The NO BAN Act ultimately passed by a margin of 214-207.
The House passed a bill on Wednesday that would prohibit future presidents from barring groups of people from traveling to the United States based on religion, a response to Donald Trump's discriminatory Muslim travel ban, first implemented in 2017.
The bill passed by a margin of 214-207.
All 207 "no" votes were from Republicans.
The National Origin-Based Antidiscrimination for Nonimmigrants (NO BAN) Act, was reintroduced by Rep. Judy Chu (D-CA), in February, and was designed to prevent another ban like the one implemented under Trump, which left travelers from several Muslim-majority countries stranded at airports and abroad, many of them separated from their loved ones and families.
"The Muslim Ban was always wrong, needless, and cruel and failed to live up to the requirements laid out by the Supreme Court. Religious bans have no place in our country or our laws and today, we are voting to make sure this never happens again," Chu said during an impassioned floor speech on Wednesday.
Though Chu's 2019 version of the bill passed the House, with the help of just two Republican lawmakers at that time — Rep. Brian Fitzpatrick (PA) and now-retired Rep. Will Hurd of Texas — it was never brought up for a vote in the Senate, which was under the control of then-Majority Leader Mitch McConnell.
Trump's initial travel ban, which faced pushback in the courts for years, was predicated on the myth of national security concerns, and claims that those coming in from the Muslim-majority nations somehow posed an inherent threat to Americans.
As Vox noted in 2017, "More Americans have been killed in attacks by white American men with no connection to Islam than by Muslim terrorists or foreigners."
Still, Republicans echoed Trump's rhetoric ahead of the House vote on Wednesday.
"A vote for the #NOBANAct is a vote for an open door for terrorists to enter our country," tweeted Rep. Ken Buck (R-CO), along with a virtual poster that said, "Democrats are rolling out the red carpet for terrorists."
Rep. Debbie Lesko (R-AZ) tweeted on Wednesday, "The Dems' so-called 'NO BAN Act' puts political correctness over our own national security interests.
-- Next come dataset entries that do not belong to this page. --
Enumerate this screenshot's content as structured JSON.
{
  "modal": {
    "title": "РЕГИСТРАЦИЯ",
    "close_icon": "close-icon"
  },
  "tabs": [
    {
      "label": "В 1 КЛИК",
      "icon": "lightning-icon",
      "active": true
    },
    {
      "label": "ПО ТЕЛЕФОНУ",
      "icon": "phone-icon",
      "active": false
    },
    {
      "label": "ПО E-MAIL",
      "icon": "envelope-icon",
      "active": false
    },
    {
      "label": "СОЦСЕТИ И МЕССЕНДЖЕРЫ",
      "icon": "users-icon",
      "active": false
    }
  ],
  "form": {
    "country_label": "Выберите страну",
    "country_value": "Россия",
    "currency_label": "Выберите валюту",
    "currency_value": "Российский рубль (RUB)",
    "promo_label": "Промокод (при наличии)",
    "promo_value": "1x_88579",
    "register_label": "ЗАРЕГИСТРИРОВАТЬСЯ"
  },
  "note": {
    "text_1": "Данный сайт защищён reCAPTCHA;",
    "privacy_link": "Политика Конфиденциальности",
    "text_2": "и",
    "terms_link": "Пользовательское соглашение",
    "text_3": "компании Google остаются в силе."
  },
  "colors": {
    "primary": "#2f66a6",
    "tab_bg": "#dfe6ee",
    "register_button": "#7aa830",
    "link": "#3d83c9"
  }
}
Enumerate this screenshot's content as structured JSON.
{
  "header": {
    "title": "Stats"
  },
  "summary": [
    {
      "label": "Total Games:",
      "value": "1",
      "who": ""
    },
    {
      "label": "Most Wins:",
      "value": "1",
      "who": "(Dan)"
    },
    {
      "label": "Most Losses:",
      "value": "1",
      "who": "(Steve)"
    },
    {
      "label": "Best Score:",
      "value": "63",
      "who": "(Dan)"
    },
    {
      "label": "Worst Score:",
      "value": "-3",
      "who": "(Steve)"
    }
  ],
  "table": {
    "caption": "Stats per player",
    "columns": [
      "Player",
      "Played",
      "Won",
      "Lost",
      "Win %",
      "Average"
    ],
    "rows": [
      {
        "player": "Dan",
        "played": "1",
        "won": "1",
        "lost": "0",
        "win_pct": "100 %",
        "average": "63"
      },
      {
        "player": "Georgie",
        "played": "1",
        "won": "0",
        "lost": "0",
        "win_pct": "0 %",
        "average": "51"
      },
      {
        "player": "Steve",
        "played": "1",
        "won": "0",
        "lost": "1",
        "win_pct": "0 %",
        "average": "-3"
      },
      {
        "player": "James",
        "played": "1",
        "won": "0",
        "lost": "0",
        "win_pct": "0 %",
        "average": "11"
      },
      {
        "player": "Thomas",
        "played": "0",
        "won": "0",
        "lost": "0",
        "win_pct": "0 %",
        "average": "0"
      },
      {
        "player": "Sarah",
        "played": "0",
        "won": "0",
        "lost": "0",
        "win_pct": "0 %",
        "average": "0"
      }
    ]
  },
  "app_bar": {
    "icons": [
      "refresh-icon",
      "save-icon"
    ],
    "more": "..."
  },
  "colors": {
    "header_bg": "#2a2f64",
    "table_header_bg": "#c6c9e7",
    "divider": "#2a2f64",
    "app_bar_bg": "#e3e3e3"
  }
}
This bill completely undermines the president’s authority to take quick and decisive actions to protect our nation."
Critics of the Muslim ban pushed back fiercely on those claims lauding Wednesday's passage of the NO BAN Act.
Maggie Siddiqi, senior director of the Faith and Progressive Policy Initiative at the Center for American Progress, said in a statement, "Religious discrimination should have no place in our country’s immigration system. People of all faiths and no faith are welcome here. The NO BAN Act helps our nation more fully realize the promise of religious freedom."
She added, "America’s diverse religious communities eagerly await the Senate taking action to protect this bedrock American value."
The center's acting vice president of Immigration Policy, Philip E. Wolgin, added that the bill's passage was long overdue.
"[It] will wipe away one of the biggest stains of the Trump administration’s sustained—literally from its first week in office—anti-Muslim and anti-African discrimination and will ensure that such abuses of immigration authority are not possible in the future," Wolgin said in a statement.
Democratic lawmakers who backed the bill also spoke out, noting the necessity of preventing future bans from ever being implemented.
"The Muslim ban will forever be a moral stain on our country’s history," said Minnesota Rep. Ilhan Omar. "...It's time to put this ban in the dustbin of history where it belongs with the No Ban Act — legislation that will ensure no future president has the power to ban people based on their religious affiliation ever again."
Published with permission of The American Independent Foundation.